* Component data from apps and pages *
────────────────

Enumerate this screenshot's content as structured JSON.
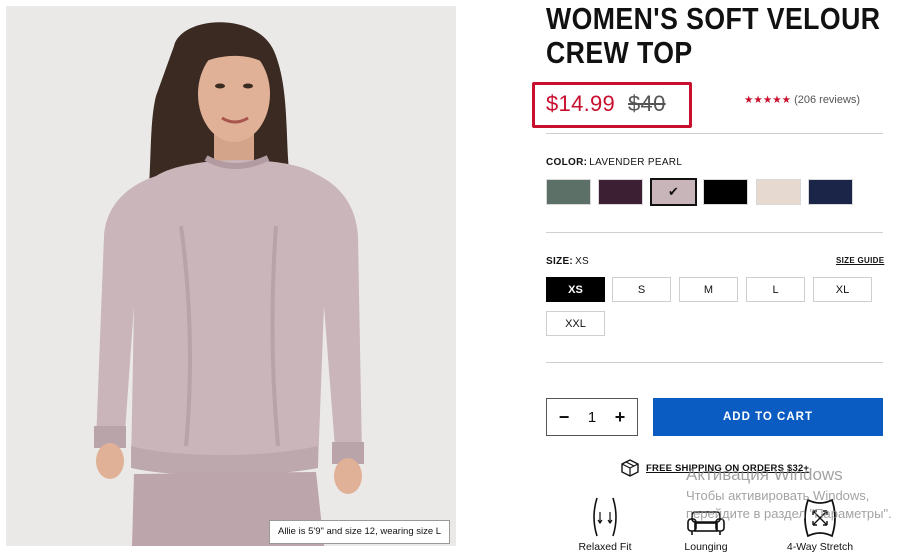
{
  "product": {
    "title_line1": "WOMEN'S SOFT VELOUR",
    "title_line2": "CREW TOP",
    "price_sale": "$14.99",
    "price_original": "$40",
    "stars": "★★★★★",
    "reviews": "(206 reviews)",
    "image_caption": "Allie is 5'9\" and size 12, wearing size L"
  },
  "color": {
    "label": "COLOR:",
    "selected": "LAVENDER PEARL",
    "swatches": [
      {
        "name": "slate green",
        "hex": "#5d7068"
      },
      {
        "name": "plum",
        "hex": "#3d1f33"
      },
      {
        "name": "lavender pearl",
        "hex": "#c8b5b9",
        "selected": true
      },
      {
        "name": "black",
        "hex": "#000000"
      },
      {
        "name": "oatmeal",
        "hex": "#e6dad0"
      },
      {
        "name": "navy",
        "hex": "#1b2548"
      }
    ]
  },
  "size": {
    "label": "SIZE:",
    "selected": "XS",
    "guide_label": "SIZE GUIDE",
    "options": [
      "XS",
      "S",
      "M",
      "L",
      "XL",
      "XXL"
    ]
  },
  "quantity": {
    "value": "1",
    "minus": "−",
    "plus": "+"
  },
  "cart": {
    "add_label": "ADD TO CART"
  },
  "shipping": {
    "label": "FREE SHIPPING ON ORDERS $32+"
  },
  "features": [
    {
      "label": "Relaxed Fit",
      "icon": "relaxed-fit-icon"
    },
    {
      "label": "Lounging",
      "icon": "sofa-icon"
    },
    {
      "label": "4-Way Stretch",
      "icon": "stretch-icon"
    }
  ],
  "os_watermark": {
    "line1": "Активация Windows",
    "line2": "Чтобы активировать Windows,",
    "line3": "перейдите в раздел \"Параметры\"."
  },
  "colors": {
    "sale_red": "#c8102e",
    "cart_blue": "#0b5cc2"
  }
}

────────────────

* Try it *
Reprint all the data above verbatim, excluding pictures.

* Answer to this exercise *
Enumerate this screenshot's content as structured JSON.
{
  "product": {
    "title_line1": "WOMEN'S SOFT VELOUR",
    "title_line2": "CREW TOP",
    "price_sale": "$14.99",
    "price_original": "$40",
    "stars": "★★★★★",
    "reviews": "(206 reviews)",
    "image_caption": "Allie is 5'9\" and size 12, wearing size L"
  },
  "color": {
    "label": "COLOR:",
    "selected": "LAVENDER PEARL",
    "swatches": [
      {
        "name": "slate green",
        "hex": "#5d7068"
      },
      {
        "name": "plum",
        "hex": "#3d1f33"
      },
      {
        "name": "lavender pearl",
        "hex": "#c8b5b9",
        "selected": true
      },
      {
        "name": "black",
        "hex": "#000000"
      },
      {
        "name": "oatmeal",
        "hex": "#e6dad0"
      },
      {
        "name": "navy",
        "hex": "#1b2548"
      }
    ]
  },
  "size": {
    "label": "SIZE:",
    "selected": "XS",
    "guide_label": "SIZE GUIDE",
    "options": [
      "XS",
      "S",
      "M",
      "L",
      "XL",
      "XXL"
    ]
  },
  "quantity": {
    "value": "1",
    "minus": "−",
    "plus": "+"
  },
  "cart": {
    "add_label": "ADD TO CART"
  },
  "shipping": {
    "label": "FREE SHIPPING ON ORDERS $32+"
  },
  "features": [
    {
      "label": "Relaxed Fit",
      "icon": "relaxed-fit-icon"
    },
    {
      "label": "Lounging",
      "icon": "sofa-icon"
    },
    {
      "label": "4-Way Stretch",
      "icon": "stretch-icon"
    }
  ],
  "os_watermark": {
    "line1": "Активация Windows",
    "line2": "Чтобы активировать Windows,",
    "line3": "перейдите в раздел \"Параметры\"."
  },
  "colors": {
    "sale_red": "#c8102e",
    "cart_blue": "#0b5cc2"
  }
}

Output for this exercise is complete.